Yarr, at last a decent wind to put a shine on a man's cutlass!
Coupled with a high tide, the coast was wet and wild today battered by gale force winds in the morning, with mountainous waves and a massive surge that inundated the parking area on Ainsdale beach, pushing Sanderlings almost onto Shore Road.
Raggedy groups of Common Scoter offshore, with two Gannet, a Kittiwake, the inevitability of the wintering Cormorant flock, and a female Merlin, which tazzed south through the troughs to God knows where.
Watery oblivion probably.
The tide pushed right over Weld Road too - Jack Snipe would have been a dead cert there this morning, but they'll be sneaking about in the dunes for a day or two now after such high water levels.
I was there just after the peak of the tide, when a medium-sized gull roost was building up (nowt out of the ordinary), and 15 Twite flew in to feed on the last exposed grassy verges around the car park, with Linnets, Skylark and Pied Wags.
With the tide falling back in the afternoon I headed down the Green Beach to an area I'm working on and had a classic Ainsdale Leach's Petrel at 1400 - skipping and tottering along over the sand and channels, spooking the waders as it went.
I lost sight of it near a group of large gulls.
Really is best to look for these critters at Ainsdale after the tide, especially if the wind holds and tired individuals re-orientate over the beach.

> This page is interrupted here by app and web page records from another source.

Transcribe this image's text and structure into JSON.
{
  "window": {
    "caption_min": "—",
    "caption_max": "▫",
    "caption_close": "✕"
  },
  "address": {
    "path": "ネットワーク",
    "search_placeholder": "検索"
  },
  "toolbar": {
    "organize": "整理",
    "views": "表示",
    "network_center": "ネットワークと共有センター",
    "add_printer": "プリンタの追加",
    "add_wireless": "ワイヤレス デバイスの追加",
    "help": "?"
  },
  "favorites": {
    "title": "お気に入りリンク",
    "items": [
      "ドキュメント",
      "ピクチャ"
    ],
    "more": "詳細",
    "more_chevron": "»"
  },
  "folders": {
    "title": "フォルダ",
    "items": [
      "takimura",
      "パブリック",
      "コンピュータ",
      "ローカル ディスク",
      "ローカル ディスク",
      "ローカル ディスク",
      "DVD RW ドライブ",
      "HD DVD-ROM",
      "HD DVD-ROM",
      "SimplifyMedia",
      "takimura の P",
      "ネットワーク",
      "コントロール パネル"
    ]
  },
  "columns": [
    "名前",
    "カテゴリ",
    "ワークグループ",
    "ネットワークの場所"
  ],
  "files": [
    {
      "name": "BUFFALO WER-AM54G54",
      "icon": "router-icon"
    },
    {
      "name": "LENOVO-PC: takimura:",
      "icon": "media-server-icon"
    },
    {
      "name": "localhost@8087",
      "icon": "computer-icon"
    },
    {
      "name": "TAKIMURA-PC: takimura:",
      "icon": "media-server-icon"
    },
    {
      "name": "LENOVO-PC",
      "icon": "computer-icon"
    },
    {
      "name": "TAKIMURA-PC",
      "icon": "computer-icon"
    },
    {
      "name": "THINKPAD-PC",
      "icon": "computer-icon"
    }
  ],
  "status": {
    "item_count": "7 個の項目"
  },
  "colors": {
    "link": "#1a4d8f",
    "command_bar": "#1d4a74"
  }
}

You'd be very lucky to pick 'em out in the deep troughs of high tide, given the low elevation - the Tobacco Dump at Formby is always a better option.
I wonder how many were out there today...
Before I forget, thanks to Phil Smith for his pix of Fox Moth caterpillar at Ravenmeols (see comment, previous entry) - you can't beat a good woolly bear.
Eyes to the skies everyone, eyes to the skies...